Cloning is not a partisan issue. Last month, Senator Mary Landrieu (D-La.) signed on as a cosponsor of the Human Cloning Prohibition Act, sponsored by Sam Brownback (R-Kan.). Last July, the House passed its version of the bill, 265-162. Earlier this month, the United Nations General Assembly passed a resolution opposing all forms of human cloning. (It will be interesting to see if those who usually tout the moral and normative authority of the UN will listen this time.)
When it comes to a fundamental issue like cloning, just because we can do something doesn’t mean we should do something. Time-tested religious values can help guide us into moral choices that protect human dignity–considerations about which the scientific community is silent.

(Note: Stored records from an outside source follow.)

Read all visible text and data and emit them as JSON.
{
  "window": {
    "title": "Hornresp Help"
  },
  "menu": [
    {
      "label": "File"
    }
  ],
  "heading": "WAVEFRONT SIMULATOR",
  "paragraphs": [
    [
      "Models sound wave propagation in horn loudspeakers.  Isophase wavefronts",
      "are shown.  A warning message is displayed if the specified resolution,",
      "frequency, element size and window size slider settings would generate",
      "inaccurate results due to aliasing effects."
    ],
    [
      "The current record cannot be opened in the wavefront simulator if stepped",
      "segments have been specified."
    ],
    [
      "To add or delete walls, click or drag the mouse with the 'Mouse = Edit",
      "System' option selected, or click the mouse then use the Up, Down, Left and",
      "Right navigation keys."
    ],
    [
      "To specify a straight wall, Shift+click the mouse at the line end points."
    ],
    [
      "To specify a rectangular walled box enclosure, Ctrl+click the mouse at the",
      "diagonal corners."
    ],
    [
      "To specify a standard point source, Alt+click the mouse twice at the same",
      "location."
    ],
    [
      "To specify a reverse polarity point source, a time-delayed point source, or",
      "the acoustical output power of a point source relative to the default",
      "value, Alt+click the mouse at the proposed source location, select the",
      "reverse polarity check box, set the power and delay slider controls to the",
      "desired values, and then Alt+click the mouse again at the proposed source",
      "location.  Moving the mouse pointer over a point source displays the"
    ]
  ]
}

Judeo-Christian values, far from being anti-science, laid the foundation for and provided the impetus for the Scientific Revolution. But they also allow us to transcend the cult of the self and use our knowledge wisely to protect basic human dignity for us all–or, to paraphrase the morally tone deaf Schwarzenegger, “to represent the people the best possible way.”
Certainly one basic value, trampled on during the Nazi years and again under threat in our day, is the principle that you do not define one class of humans as of less worth than another. Another is that you don’t use fellow human beings as sources of spare parts without their consent to satisfy the whims and needs of other human beings. As if it needs to be said, human embryos are nascent human beings and have inherent dignity and worth.
“Lofty goals do not justify the creation of life for experimentation or destruction,” Romney rightly said in his letter to Travaglini. “My wife has M.S., and we would love for there to be a cure for her disease and for the diseases of others. But there is an ethical boundary that should not be crossed.”